Introduction: Giving notice
Where there is any requirement in the Income Tax and Corporation Taxes Acts for HMRC to ‘give notice’, the notice must be in writing where it relates to
- Income Tax, or
- Capital Gains Tax, or
- Corporation Tax.
For example S9A(1) TMA 70 states that ‘an officer of the Board may enquire into a return if he gives notice of his intention to do so’. This notice must be in writing.
The term ‘notice’ is formally defined at S989 ITA 2007 and S1119 CTA2010 (previously at S832(1) ICTA 1988). Both of these state that a notice means a notice is writing. The only exception is under FA98 S118 for certain claims, see SACM3015.

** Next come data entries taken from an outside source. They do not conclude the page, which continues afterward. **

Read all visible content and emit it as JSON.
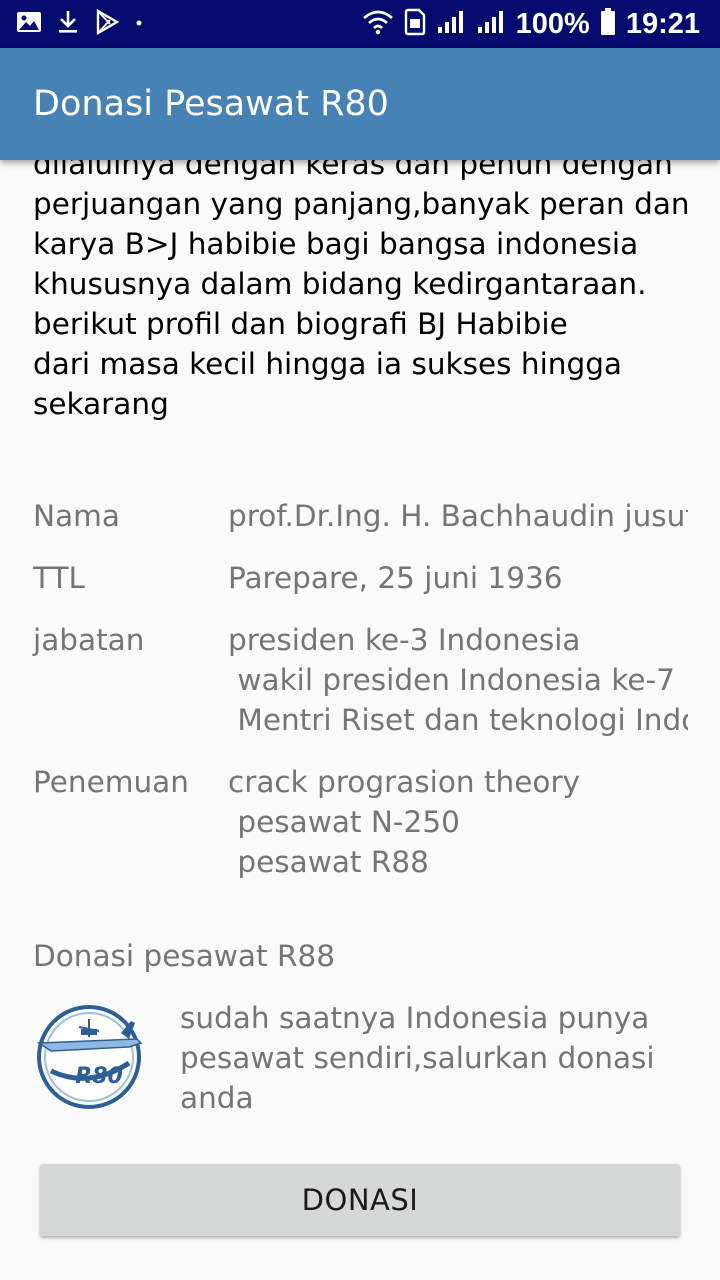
{
  "status_bar": {
    "battery": "100%",
    "time": "19:21",
    "left_icons": [
      "image-icon",
      "download-icon",
      "play-store-icon",
      "dot-icon"
    ],
    "right_icons": [
      "wifi-icon",
      "sim-icon",
      "signal-icon",
      "signal-icon-2",
      "battery-icon"
    ]
  },
  "app_bar": {
    "title": "Donasi Pesawat R80"
  },
  "intro": {
    "text": "dilaluinya dengan keras dan penuh dengan\nperjuangan yang panjang,banyak peran dan\nkarya B>J habibie bagi bangsa indonesia\nkhususnya dalam bidang kedirgantaraan.\nberikut profil dan biografi BJ Habibie\ndari masa kecil hingga ia sukses hingga\nsekarang"
  },
  "profile": {
    "nama_label": "Nama",
    "nama_value": "prof.Dr.Ing. H. Bachhaudin jusuf habibie",
    "ttl_label": "TTL",
    "ttl_value": "Parepare, 25 juni 1936",
    "jabatan_label": "jabatan",
    "jabatan_value": "presiden ke-3 Indonesia\n wakil presiden Indonesia ke-7\n Mentri Riset dan teknologi Indonesia",
    "penemuan_label": "Penemuan",
    "penemuan_value": "crack prograsion theory\n pesawat N-250\n pesawat R88"
  },
  "donation": {
    "title": "Donasi pesawat R88",
    "logo_text": "R80",
    "description": "sudah saatnya Indonesia punya pesawat sendiri,salurkan donasi anda",
    "button_label": "DONASI"
  },
  "colors": {
    "status_bar": "#050a6e",
    "app_bar": "#4682b4",
    "background": "#fafafa",
    "secondary_text": "#757575",
    "button": "#d6d7d7"
  }
}
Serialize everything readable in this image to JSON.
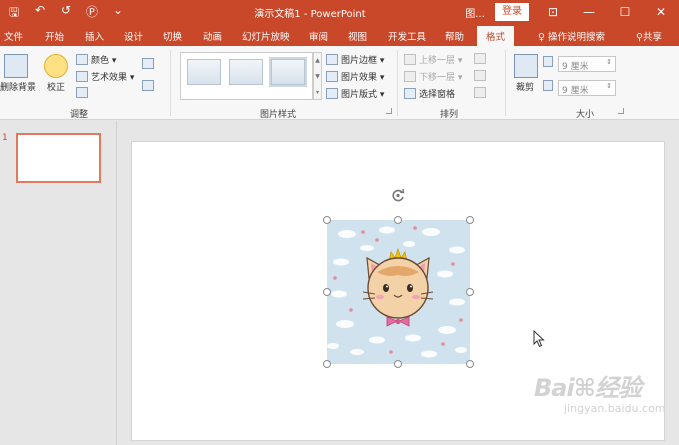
{
  "titlebar": {
    "quick_access": {
      "save": "🖫",
      "undo": "↶",
      "redo": "↺",
      "touch": "Ⓟ",
      "customize": "⌄"
    },
    "title": "演示文稿1 - PowerPoint",
    "picture_tools": "图...",
    "login": "登录",
    "ribbon_display": "⊡",
    "minimize": "—",
    "maximize": "☐",
    "close": "✕"
  },
  "tabs": [
    "文件",
    "开始",
    "插入",
    "设计",
    "切换",
    "动画",
    "幻灯片放映",
    "审阅",
    "视图",
    "开发工具",
    "帮助"
  ],
  "active_tab": "格式",
  "tell_me": "操作说明搜索",
  "share": "共享",
  "ribbon": {
    "adjust": {
      "remove_bg": "删除背景",
      "corrections": "校正",
      "color": "颜色 ▾",
      "artistic": "艺术效果 ▾",
      "label": "调整"
    },
    "picture_styles": {
      "border": "图片边框 ▾",
      "effects": "图片效果 ▾",
      "layout": "图片版式 ▾",
      "label": "图片样式"
    },
    "arrange": {
      "bring_forward": "上移一层 ▾",
      "send_backward": "下移一层 ▾",
      "selection_pane": "选择窗格",
      "label": "排列"
    },
    "size": {
      "crop": "裁剪",
      "height": "9 厘米",
      "width": "9 厘米",
      "label": "大小"
    }
  },
  "slides": {
    "number": "1"
  },
  "watermark": {
    "text": "jingyan.baidu.com"
  },
  "colors": {
    "accent": "#c9482a",
    "thumb_selected": "#e07a5f",
    "picture_bg": "#cfe2ee"
  }
}
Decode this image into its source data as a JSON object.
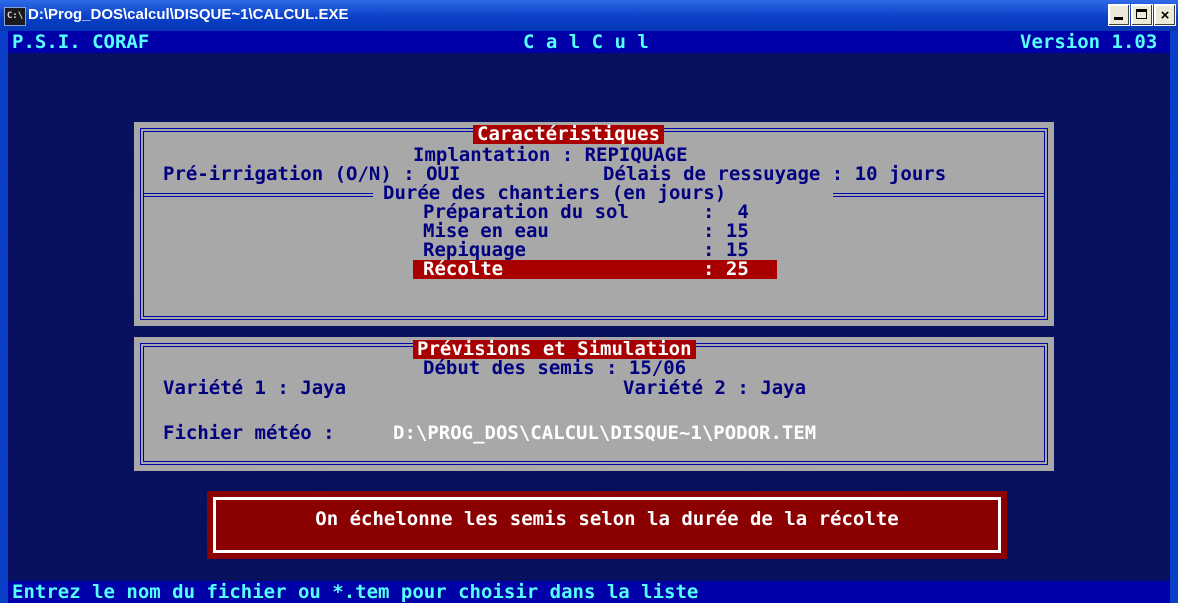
{
  "window": {
    "icon_text": "C:\\",
    "title": "D:\\Prog_DOS\\calcul\\DISQUE~1\\CALCUL.EXE",
    "minimize": "_",
    "maximize": "□",
    "close": "×"
  },
  "header": {
    "left": "P.S.I. CORAF",
    "center": "C a l C u l",
    "right": "Version 1.03"
  },
  "caracteristiques": {
    "title": "Caractéristiques",
    "implantation": "Implantation : REPIQUAGE",
    "pre_irrigation": "Pré-irrigation (O/N) : OUI",
    "delais": "Délais de ressuyage : 10 jours",
    "duree_title": "Durée des chantiers (en jours)",
    "rows": [
      {
        "label": "Préparation du sol",
        "value": ":  4"
      },
      {
        "label": "Mise en eau",
        "value": ": 15"
      },
      {
        "label": "Repiquage",
        "value": ": 15"
      },
      {
        "label": "Récolte",
        "value": ": 25"
      }
    ],
    "selected_index": 3
  },
  "previsions": {
    "title": "Prévisions et Simulation",
    "debut": "Début des semis : 15/06",
    "variete1": "Variété 1 : Jaya",
    "variete2": "Variété 2 : Jaya",
    "fichier_label": "Fichier météo :",
    "fichier_value": "D:\\PROG_DOS\\CALCUL\\DISQUE~1\\PODOR.TEM"
  },
  "message": "On échelonne les semis selon la durée de la récolte",
  "status": "Entrez le nom du fichier ou *.tem pour choisir dans la liste",
  "colors": {
    "console_bg": "#050E5C",
    "bar_bg": "#0000A8",
    "bar_text": "#55FFFF",
    "panel_bg": "#A8A8A8",
    "panel_text": "#000080",
    "highlight": "#A80000"
  }
}
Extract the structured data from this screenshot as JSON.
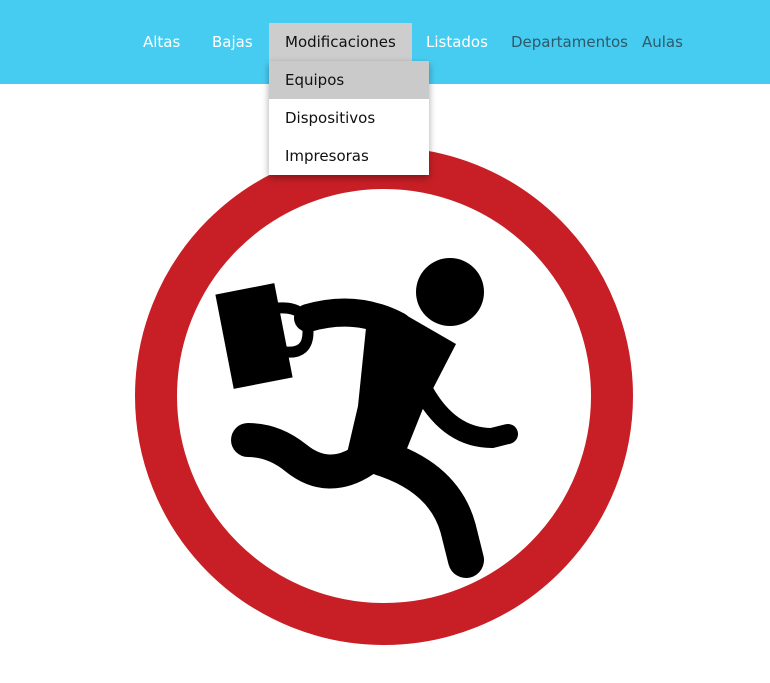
{
  "nav": {
    "items": [
      {
        "label": "Altas"
      },
      {
        "label": "Bajas"
      },
      {
        "label": "Modificaciones"
      },
      {
        "label": "Listados"
      },
      {
        "label": "Departamentos"
      },
      {
        "label": "Aulas"
      }
    ],
    "active_item": "Modificaciones",
    "bar_color": "#47ccf1"
  },
  "dropdown": {
    "items": [
      {
        "label": "Equipos"
      },
      {
        "label": "Dispositivos"
      },
      {
        "label": "Impresoras"
      }
    ],
    "hovered_item": "Equipos"
  },
  "hero": {
    "icon": "running-man-prohibition-icon",
    "ring_color": "#c81f26",
    "figure_color": "#000000"
  }
}
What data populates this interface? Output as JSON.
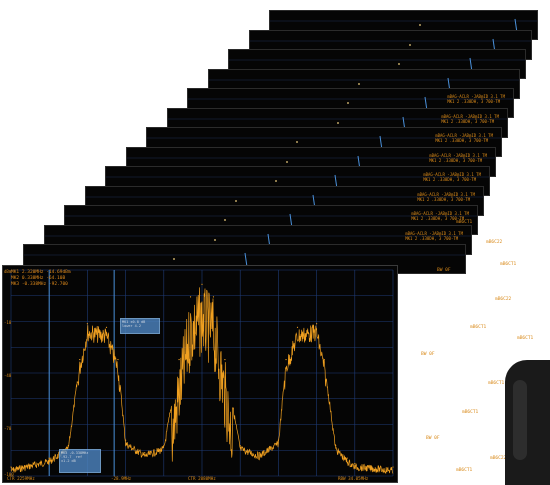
{
  "main_header": {
    "line1": "MK1 2.320MHz  -14.69dBm",
    "line2": "MK2 0.338MHz  -64.10B",
    "line3": "MK3 -0.338MHz  -92.700"
  },
  "y_axis_labels": [
    "dBm",
    "-10",
    "-40",
    "-70",
    "-100"
  ],
  "x_axis_labels": [
    "CTR 2259MHz",
    "-28.9MHz",
    "CTR 2080MHz",
    "RBW 34.05MHz"
  ],
  "marker_boxes": [
    {
      "text": "MK1 ±0.8 dB\nlower 4.2"
    },
    {
      "text": "MK3 -0.338MHz\n-92.7  ref\n±1.2 dB"
    }
  ],
  "stack_frame_text": [
    "mBAG-ACLR -JAB@ID 3.1 TM",
    "MK1 2 .338DH, 3 700-TM"
  ],
  "side_tags": [
    "mB6CT1",
    "mB6C22",
    "BW 0F",
    "mB6C22",
    "mB6CT1",
    "BW 0F",
    "mB6CT1",
    "mB6CT1",
    "BW 0F",
    "mB6C22",
    "mB6CT1",
    "mB6CT1",
    "mB6CT1"
  ],
  "chart_data": {
    "type": "line",
    "description": "Spectrum trace: two adjacent-channel blocks and a central main channel",
    "x": [
      0,
      0.1,
      0.15,
      0.18,
      0.2,
      0.25,
      0.28,
      0.3,
      0.35,
      0.4,
      0.44,
      0.47,
      0.5,
      0.53,
      0.56,
      0.6,
      0.65,
      0.7,
      0.72,
      0.75,
      0.8,
      0.82,
      0.85,
      0.88,
      0.9,
      1.0
    ],
    "y": [
      -100,
      -95,
      -88,
      -40,
      -20,
      -22,
      -40,
      -85,
      -92,
      -88,
      -40,
      -5,
      2,
      -5,
      -40,
      -88,
      -92,
      -85,
      -40,
      -22,
      -20,
      -40,
      -88,
      -95,
      -98,
      -100
    ],
    "ylim": [
      -105,
      10
    ],
    "xlim": [
      0,
      1
    ],
    "grid": true,
    "colors": {
      "trace": "#f0a020",
      "grid": "#1e3c78",
      "marker": "#4a90d9",
      "text": "#e08b1c"
    }
  }
}
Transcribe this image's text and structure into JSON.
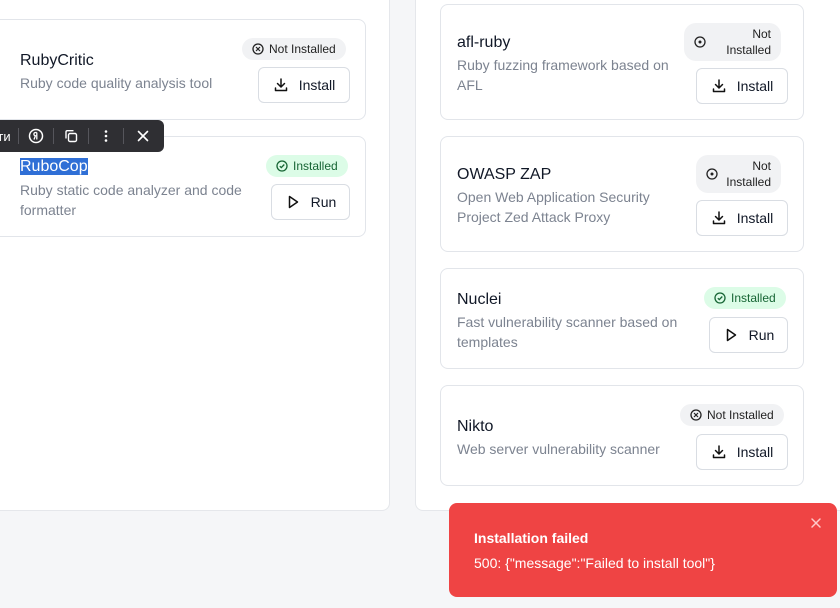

Section 1 of the Interpretation Act 1978 says, ‘Every section or an Act takes effect as a substantive enactment without introductory words’. This means that S989 ITA 2007 and S1119 CTA2010 apply to all sections of TMA 70 and FA98 Schedule 18.
It is important to note however that there are no such requirements for notices to be in writing for other taxes, for example Stamp Duty Land Tax, Stamp Duty Reserve Tax or Bank Payroll Tax. This is because there is no tax specific legislation that is equivalent to S989 ITA 2007 and S1119 CTA2010.